▸ **ASSIGNED TASK**
Because the material must be preserved as it stands, copy every line exactly.
▶
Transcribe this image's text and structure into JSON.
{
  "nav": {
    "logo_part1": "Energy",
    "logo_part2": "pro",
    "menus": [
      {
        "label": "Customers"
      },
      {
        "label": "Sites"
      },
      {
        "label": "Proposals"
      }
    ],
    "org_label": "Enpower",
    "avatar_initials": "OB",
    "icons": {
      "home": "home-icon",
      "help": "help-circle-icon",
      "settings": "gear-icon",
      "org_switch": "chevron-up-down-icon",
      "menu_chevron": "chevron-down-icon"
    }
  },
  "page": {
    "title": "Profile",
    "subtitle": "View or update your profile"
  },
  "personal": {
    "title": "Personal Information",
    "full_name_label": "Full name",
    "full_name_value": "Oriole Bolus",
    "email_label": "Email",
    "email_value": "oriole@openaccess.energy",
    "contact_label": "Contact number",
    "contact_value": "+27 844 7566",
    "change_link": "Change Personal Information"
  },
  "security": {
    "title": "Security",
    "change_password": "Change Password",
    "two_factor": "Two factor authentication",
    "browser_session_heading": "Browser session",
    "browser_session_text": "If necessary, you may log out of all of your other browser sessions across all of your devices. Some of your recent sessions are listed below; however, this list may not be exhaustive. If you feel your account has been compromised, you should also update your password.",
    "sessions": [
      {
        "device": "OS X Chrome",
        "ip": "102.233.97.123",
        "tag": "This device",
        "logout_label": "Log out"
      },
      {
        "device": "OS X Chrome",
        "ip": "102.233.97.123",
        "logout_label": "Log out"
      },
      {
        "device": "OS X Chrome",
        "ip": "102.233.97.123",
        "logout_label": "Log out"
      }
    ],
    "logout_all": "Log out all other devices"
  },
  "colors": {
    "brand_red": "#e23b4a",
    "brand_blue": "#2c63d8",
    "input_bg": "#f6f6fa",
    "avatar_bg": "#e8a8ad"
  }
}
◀
▸ **RESULT BELOW**
Transcribe this image's text and structure into JSON.
{
  "nav": {
    "logo_part1": "Energy",
    "logo_part2": "pro",
    "menus": [
      {
        "label": "Customers"
      },
      {
        "label": "Sites"
      },
      {
        "label": "Proposals"
      }
    ],
    "org_label": "Enpower",
    "avatar_initials": "OB",
    "icons": {
      "home": "home-icon",
      "help": "help-circle-icon",
      "settings": "gear-icon",
      "org_switch": "chevron-up-down-icon",
      "menu_chevron": "chevron-down-icon"
    }
  },
  "page": {
    "title": "Profile",
    "subtitle": "View or update your profile"
  },
  "personal": {
    "title": "Personal Information",
    "full_name_label": "Full name",
    "full_name_value": "Oriole Bolus",
    "email_label": "Email",
    "email_value": "oriole@openaccess.energy",
    "contact_label": "Contact number",
    "contact_value": "+27 844 7566",
    "change_link": "Change Personal Information"
  },
  "security": {
    "title": "Security",
    "change_password": "Change Password",
    "two_factor": "Two factor authentication",
    "browser_session_heading": "Browser session",
    "browser_session_text": "If necessary, you may log out of all of your other browser sessions across all of your devices. Some of your recent sessions are listed below; however, this list may not be exhaustive. If you feel your account has been compromised, you should also update your password.",
    "sessions": [
      {
        "device": "OS X Chrome",
        "ip": "102.233.97.123",
        "tag": "This device",
        "logout_label": "Log out"
      },
      {
        "device": "OS X Chrome",
        "ip": "102.233.97.123",
        "logout_label": "Log out"
      },
      {
        "device": "OS X Chrome",
        "ip": "102.233.97.123",
        "logout_label": "Log out"
      }
    ],
    "logout_all": "Log out all other devices"
  },
  "colors": {
    "brand_red": "#e23b4a",
    "brand_blue": "#2c63d8",
    "input_bg": "#f6f6fa",
    "avatar_bg": "#e8a8ad"
  }
}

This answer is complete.